• _Record set_

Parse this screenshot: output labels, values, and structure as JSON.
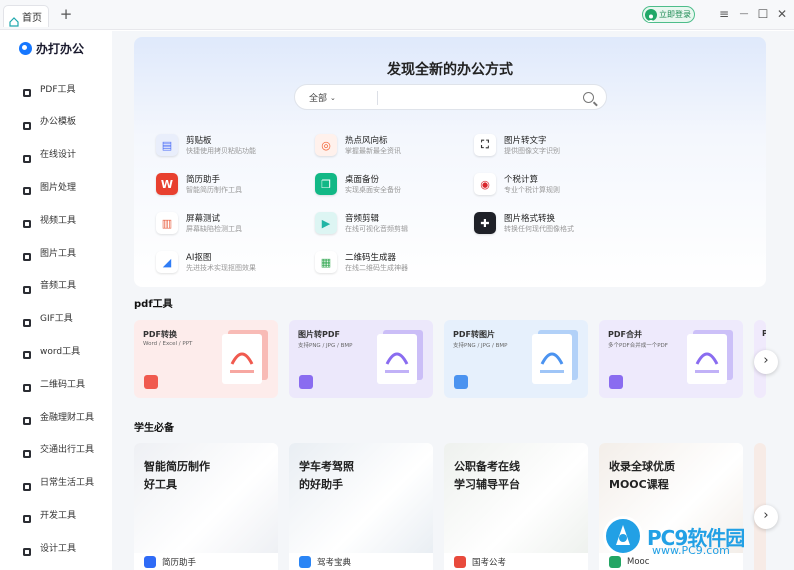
{
  "titlebar": {
    "tab_label": "首页",
    "add_tab": "+",
    "login_label": "立即登录",
    "menu_icon": "≡",
    "minimize_icon": "—",
    "maximize_icon": "☐",
    "close_icon": "✕"
  },
  "sidebar": {
    "logo_text": "办打办公",
    "items": [
      {
        "label": "PDF工具",
        "icon": "pdf-icon"
      },
      {
        "label": "办公模板",
        "icon": "template-icon"
      },
      {
        "label": "在线设计",
        "icon": "design-icon"
      },
      {
        "label": "图片处理",
        "icon": "image-process-icon"
      },
      {
        "label": "视频工具",
        "icon": "video-icon"
      },
      {
        "label": "图片工具",
        "icon": "image-icon"
      },
      {
        "label": "音频工具",
        "icon": "audio-icon"
      },
      {
        "label": "GIF工具",
        "icon": "gif-icon"
      },
      {
        "label": "word工具",
        "icon": "word-icon"
      },
      {
        "label": "二维码工具",
        "icon": "qrcode-icon"
      },
      {
        "label": "金融理财工具",
        "icon": "finance-icon"
      },
      {
        "label": "交通出行工具",
        "icon": "traffic-icon"
      },
      {
        "label": "日常生活工具",
        "icon": "daily-icon"
      },
      {
        "label": "开发工具",
        "icon": "dev-icon"
      },
      {
        "label": "设计工具",
        "icon": "design-tool-icon"
      }
    ]
  },
  "hero": {
    "title": "发现全新的办公方式",
    "search_category": "全部",
    "search_placeholder": ""
  },
  "tools": [
    {
      "name": "剪贴板",
      "desc": "快捷使用拷贝粘贴功能",
      "color": "#e9eefb",
      "glyph": "▤",
      "glyph_color": "#4a6cf7"
    },
    {
      "name": "热点风向标",
      "desc": "掌握最新最全资讯",
      "color": "#fff1ec",
      "glyph": "◎",
      "glyph_color": "#f25b2a"
    },
    {
      "name": "图片转文字",
      "desc": "提供图像文字识别",
      "color": "#ffffff",
      "glyph": "⛶",
      "glyph_color": "#333333"
    },
    {
      "name": "简历助手",
      "desc": "智能简历制作工具",
      "color": "#e8402f",
      "glyph": "W",
      "glyph_color": "#ffffff"
    },
    {
      "name": "桌面备份",
      "desc": "实现桌面安全备份",
      "color": "#12b886",
      "glyph": "❐",
      "glyph_color": "#ffffff"
    },
    {
      "name": "个税计算",
      "desc": "专业个税计算规则",
      "color": "#ffffff",
      "glyph": "◉",
      "glyph_color": "#d9262c"
    },
    {
      "name": "屏幕测试",
      "desc": "屏幕缺陷检测工具",
      "color": "#ffffff",
      "glyph": "▥",
      "glyph_color": "#e85d3f"
    },
    {
      "name": "音频剪辑",
      "desc": "在线可视化音频剪辑",
      "color": "#ddf5f3",
      "glyph": "▶",
      "glyph_color": "#21b5a5"
    },
    {
      "name": "图片格式转换",
      "desc": "转换任何现代图像格式",
      "color": "#1f2128",
      "glyph": "✚",
      "glyph_color": "#ffffff"
    },
    {
      "name": "AI抠图",
      "desc": "先进技术实现抠图效果",
      "color": "#ffffff",
      "glyph": "◢",
      "glyph_color": "#2f7df6"
    },
    {
      "name": "二维码生成器",
      "desc": "在线二维码生成神器",
      "color": "#ffffff",
      "glyph": "▦",
      "glyph_color": "#34a853"
    }
  ],
  "pdf_section": {
    "title": "pdf工具",
    "cards": [
      {
        "title": "PDF转换",
        "sub": "Word / Excel / PPT",
        "bg": "#fdeceb",
        "accent": "#f05a4f"
      },
      {
        "title": "图片转PDF",
        "sub": "支持PNG / JPG / BMP",
        "bg": "#ece8fb",
        "accent": "#8a6cf0"
      },
      {
        "title": "PDF转图片",
        "sub": "支持PNG / JPG / BMP",
        "bg": "#e6f0fc",
        "accent": "#4b93f0"
      },
      {
        "title": "PDF合并",
        "sub": "多个PDF合并成一个PDF",
        "bg": "#eeeafc",
        "accent": "#8a6cf0"
      }
    ],
    "partial_card_title": "P"
  },
  "student_section": {
    "title": "学生必备",
    "cards": [
      {
        "title": "智能简历制作\n好工具",
        "footer": "简历助手",
        "img_color": "#eef0f4",
        "icon_color": "#2f6bf6"
      },
      {
        "title": "学车考驾照\n的好助手",
        "footer": "驾考宝典",
        "img_color": "#e9eef3",
        "icon_color": "#2a85f5"
      },
      {
        "title": "公职备考在线\n学习辅导平台",
        "footer": "国考公考",
        "img_color": "#eef1ee",
        "icon_color": "#e84a3c"
      },
      {
        "title": "收录全球优质\nMOOC课程",
        "footer": "Mooc",
        "img_color": "#f3eee9",
        "icon_color": "#23a564"
      }
    ]
  },
  "watermark": {
    "text": "PC9软件园",
    "url": "www.PC9.com"
  }
}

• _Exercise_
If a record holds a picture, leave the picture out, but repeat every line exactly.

• _Written response_
Parse this screenshot: output labels, values, and structure as JSON.
{
  "titlebar": {
    "tab_label": "首页",
    "add_tab": "+",
    "login_label": "立即登录",
    "menu_icon": "≡",
    "minimize_icon": "—",
    "maximize_icon": "☐",
    "close_icon": "✕"
  },
  "sidebar": {
    "logo_text": "办打办公",
    "items": [
      {
        "label": "PDF工具",
        "icon": "pdf-icon"
      },
      {
        "label": "办公模板",
        "icon": "template-icon"
      },
      {
        "label": "在线设计",
        "icon": "design-icon"
      },
      {
        "label": "图片处理",
        "icon": "image-process-icon"
      },
      {
        "label": "视频工具",
        "icon": "video-icon"
      },
      {
        "label": "图片工具",
        "icon": "image-icon"
      },
      {
        "label": "音频工具",
        "icon": "audio-icon"
      },
      {
        "label": "GIF工具",
        "icon": "gif-icon"
      },
      {
        "label": "word工具",
        "icon": "word-icon"
      },
      {
        "label": "二维码工具",
        "icon": "qrcode-icon"
      },
      {
        "label": "金融理财工具",
        "icon": "finance-icon"
      },
      {
        "label": "交通出行工具",
        "icon": "traffic-icon"
      },
      {
        "label": "日常生活工具",
        "icon": "daily-icon"
      },
      {
        "label": "开发工具",
        "icon": "dev-icon"
      },
      {
        "label": "设计工具",
        "icon": "design-tool-icon"
      }
    ]
  },
  "hero": {
    "title": "发现全新的办公方式",
    "search_category": "全部",
    "search_placeholder": ""
  },
  "tools": [
    {
      "name": "剪贴板",
      "desc": "快捷使用拷贝粘贴功能",
      "color": "#e9eefb",
      "glyph": "▤",
      "glyph_color": "#4a6cf7"
    },
    {
      "name": "热点风向标",
      "desc": "掌握最新最全资讯",
      "color": "#fff1ec",
      "glyph": "◎",
      "glyph_color": "#f25b2a"
    },
    {
      "name": "图片转文字",
      "desc": "提供图像文字识别",
      "color": "#ffffff",
      "glyph": "⛶",
      "glyph_color": "#333333"
    },
    {
      "name": "简历助手",
      "desc": "智能简历制作工具",
      "color": "#e8402f",
      "glyph": "W",
      "glyph_color": "#ffffff"
    },
    {
      "name": "桌面备份",
      "desc": "实现桌面安全备份",
      "color": "#12b886",
      "glyph": "❐",
      "glyph_color": "#ffffff"
    },
    {
      "name": "个税计算",
      "desc": "专业个税计算规则",
      "color": "#ffffff",
      "glyph": "◉",
      "glyph_color": "#d9262c"
    },
    {
      "name": "屏幕测试",
      "desc": "屏幕缺陷检测工具",
      "color": "#ffffff",
      "glyph": "▥",
      "glyph_color": "#e85d3f"
    },
    {
      "name": "音频剪辑",
      "desc": "在线可视化音频剪辑",
      "color": "#ddf5f3",
      "glyph": "▶",
      "glyph_color": "#21b5a5"
    },
    {
      "name": "图片格式转换",
      "desc": "转换任何现代图像格式",
      "color": "#1f2128",
      "glyph": "✚",
      "glyph_color": "#ffffff"
    },
    {
      "name": "AI抠图",
      "desc": "先进技术实现抠图效果",
      "color": "#ffffff",
      "glyph": "◢",
      "glyph_color": "#2f7df6"
    },
    {
      "name": "二维码生成器",
      "desc": "在线二维码生成神器",
      "color": "#ffffff",
      "glyph": "▦",
      "glyph_color": "#34a853"
    }
  ],
  "pdf_section": {
    "title": "pdf工具",
    "cards": [
      {
        "title": "PDF转换",
        "sub": "Word / Excel / PPT",
        "bg": "#fdeceb",
        "accent": "#f05a4f"
      },
      {
        "title": "图片转PDF",
        "sub": "支持PNG / JPG / BMP",
        "bg": "#ece8fb",
        "accent": "#8a6cf0"
      },
      {
        "title": "PDF转图片",
        "sub": "支持PNG / JPG / BMP",
        "bg": "#e6f0fc",
        "accent": "#4b93f0"
      },
      {
        "title": "PDF合并",
        "sub": "多个PDF合并成一个PDF",
        "bg": "#eeeafc",
        "accent": "#8a6cf0"
      }
    ],
    "partial_card_title": "P"
  },
  "student_section": {
    "title": "学生必备",
    "cards": [
      {
        "title": "智能简历制作\n好工具",
        "footer": "简历助手",
        "img_color": "#eef0f4",
        "icon_color": "#2f6bf6"
      },
      {
        "title": "学车考驾照\n的好助手",
        "footer": "驾考宝典",
        "img_color": "#e9eef3",
        "icon_color": "#2a85f5"
      },
      {
        "title": "公职备考在线\n学习辅导平台",
        "footer": "国考公考",
        "img_color": "#eef1ee",
        "icon_color": "#e84a3c"
      },
      {
        "title": "收录全球优质\nMOOC课程",
        "footer": "Mooc",
        "img_color": "#f3eee9",
        "icon_color": "#23a564"
      }
    ]
  },
  "watermark": {
    "text": "PC9软件园",
    "url": "www.PC9.com"
  }
}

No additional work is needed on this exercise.